_YOUR INSTRUCTIONS_
In the records below, count each line where the word "流量达人" appears, and reply with that number only.
====== DATASET EXTRACT ======
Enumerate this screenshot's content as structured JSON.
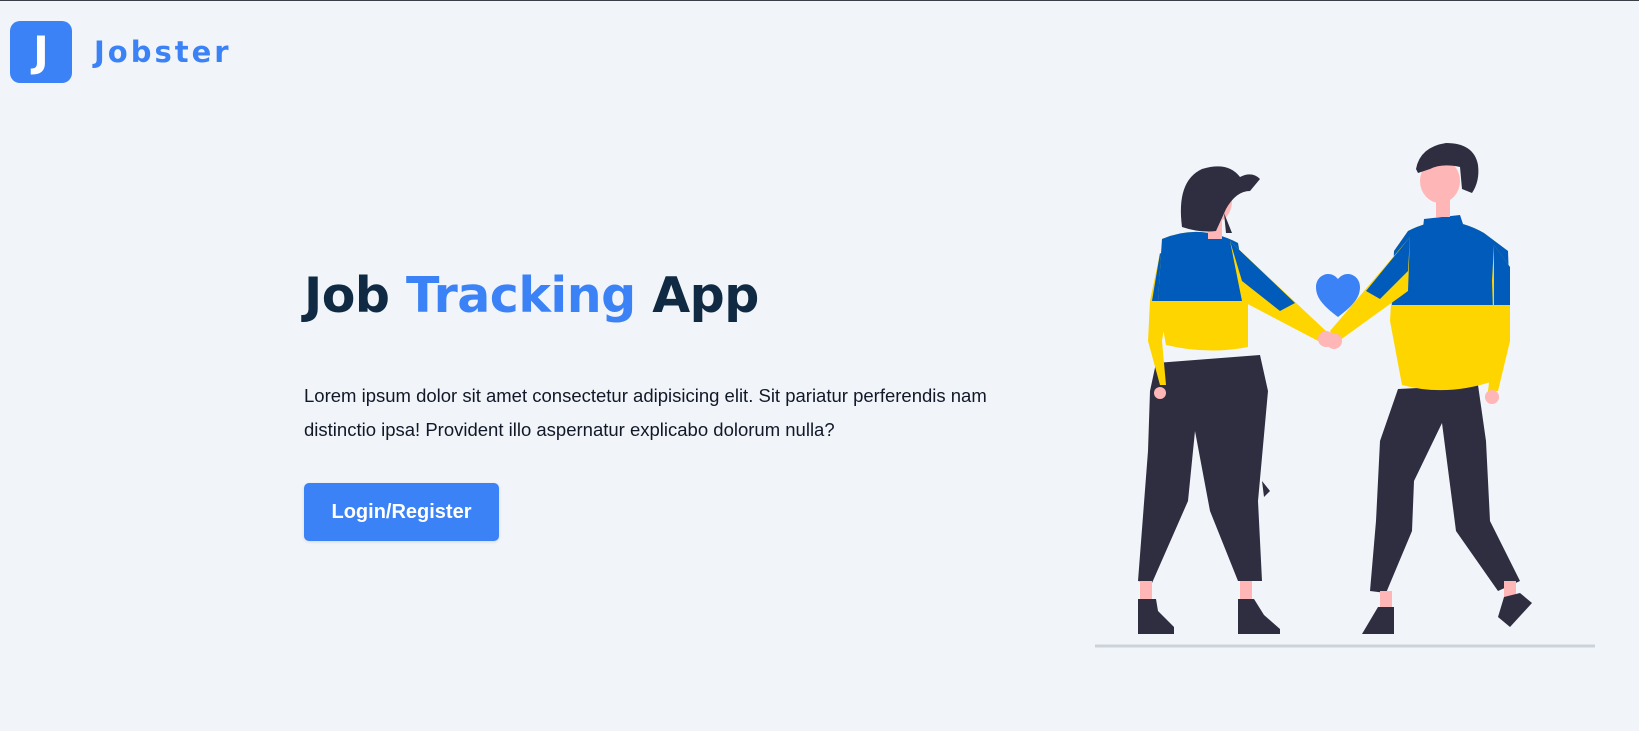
{
  "navbar": {
    "logo_letter": "J",
    "logo_text": "Jobster"
  },
  "hero": {
    "title_part1": "Job ",
    "title_accent": "Tracking",
    "title_part2": " App",
    "description": "Lorem ipsum dolor sit amet consectetur adipisicing elit. Sit pariatur perferendis nam distinctio ipsa! Provident illo aspernatur explicabo dolorum nulla?",
    "button_label": "Login/Register"
  },
  "colors": {
    "accent": "#3b82f6",
    "background": "#f1f5f9",
    "heading": "#102a43",
    "sweater_blue": "#005bbb",
    "sweater_yellow": "#ffd500",
    "pants": "#2f2e41",
    "skin": "#ffb6b6"
  },
  "icons": {
    "logo": "logo-icon",
    "heart": "heart-icon"
  }
}
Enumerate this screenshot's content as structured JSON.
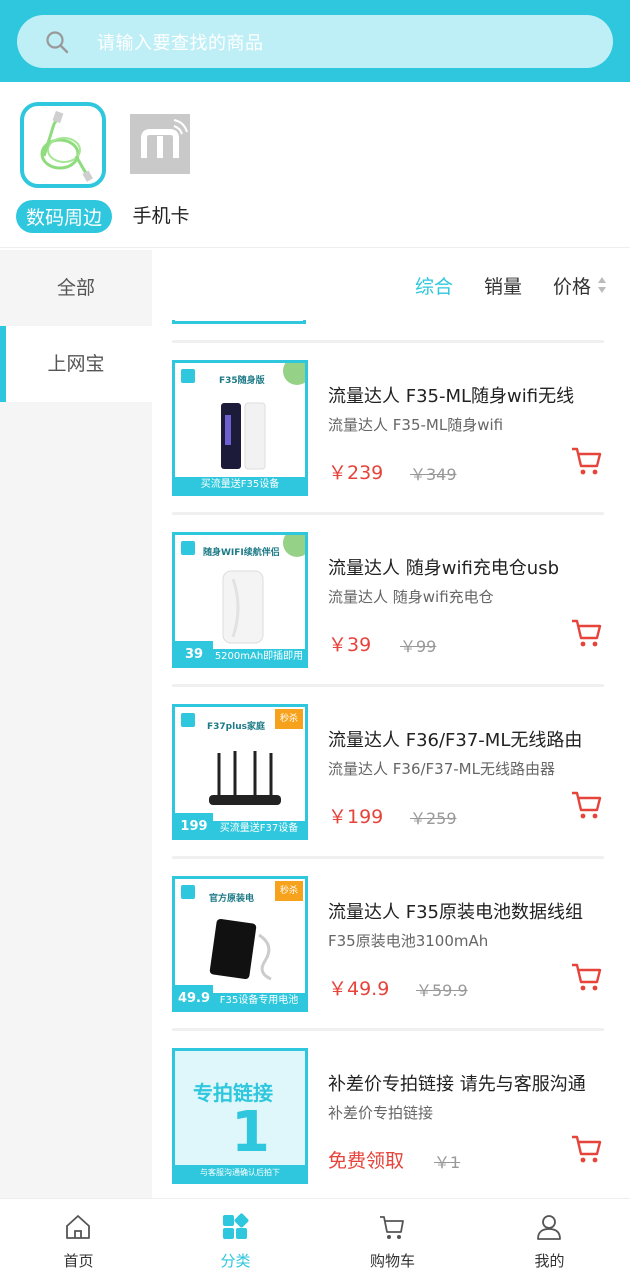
{
  "search": {
    "placeholder": "请输入要查找的商品"
  },
  "categories": [
    {
      "label": "数码周边",
      "icon": "cable-icon"
    },
    {
      "label": "手机卡",
      "icon": "sim-logo-icon"
    }
  ],
  "sidebar": {
    "items": [
      {
        "label": "全部"
      },
      {
        "label": "上网宝"
      }
    ]
  },
  "sort": {
    "items": [
      {
        "label": "综合"
      },
      {
        "label": "销量"
      },
      {
        "label": "价格"
      }
    ]
  },
  "products": [
    {
      "title": "流量达人 F35-ML随身wifi无线",
      "subtitle": "流量达人 F35-ML随身wifi",
      "price": "￥239",
      "orig": "￥349",
      "img_head": "F35随身版",
      "img_banner": "买流量送F35设备",
      "img_tag": ""
    },
    {
      "title": "流量达人 随身wifi充电仓usb",
      "subtitle": "流量达人 随身wifi充电仓",
      "price": "￥39",
      "orig": "￥99",
      "img_head": "随身WIFI续航伴侣",
      "img_banner": "5200mAh即插即用",
      "img_tag": "",
      "img_price": "39"
    },
    {
      "title": "流量达人 F36/F37-ML无线路由",
      "subtitle": "流量达人 F36/F37-ML无线路由器",
      "price": "￥199",
      "orig": "￥259",
      "img_head": "F37plus家庭",
      "img_banner": "买流量送F37设备",
      "img_tag": "秒杀",
      "img_price": "199"
    },
    {
      "title": "流量达人 F35原装电池数据线组",
      "subtitle": "F35原装电池3100mAh",
      "price": "￥49.9",
      "orig": "￥59.9",
      "img_head": "官方原装电",
      "img_banner": "F35设备专用电池",
      "img_tag": "秒杀",
      "img_price": "49.9"
    },
    {
      "title": "补差价专拍链接 请先与客服沟通",
      "subtitle": "补差价专拍链接",
      "price": "免费领取",
      "orig": "￥1",
      "img_head": "专拍链接",
      "img_banner": "与客服沟通确认后拍下",
      "img_tag": "",
      "img_big": "1"
    }
  ],
  "tabbar": {
    "items": [
      {
        "label": "首页"
      },
      {
        "label": "分类"
      },
      {
        "label": "购物车"
      },
      {
        "label": "我的"
      }
    ]
  },
  "colors": {
    "accent": "#2ec7dd",
    "price": "#e6433b"
  }
}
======
_SOLUTION FOR THIS TASK_
7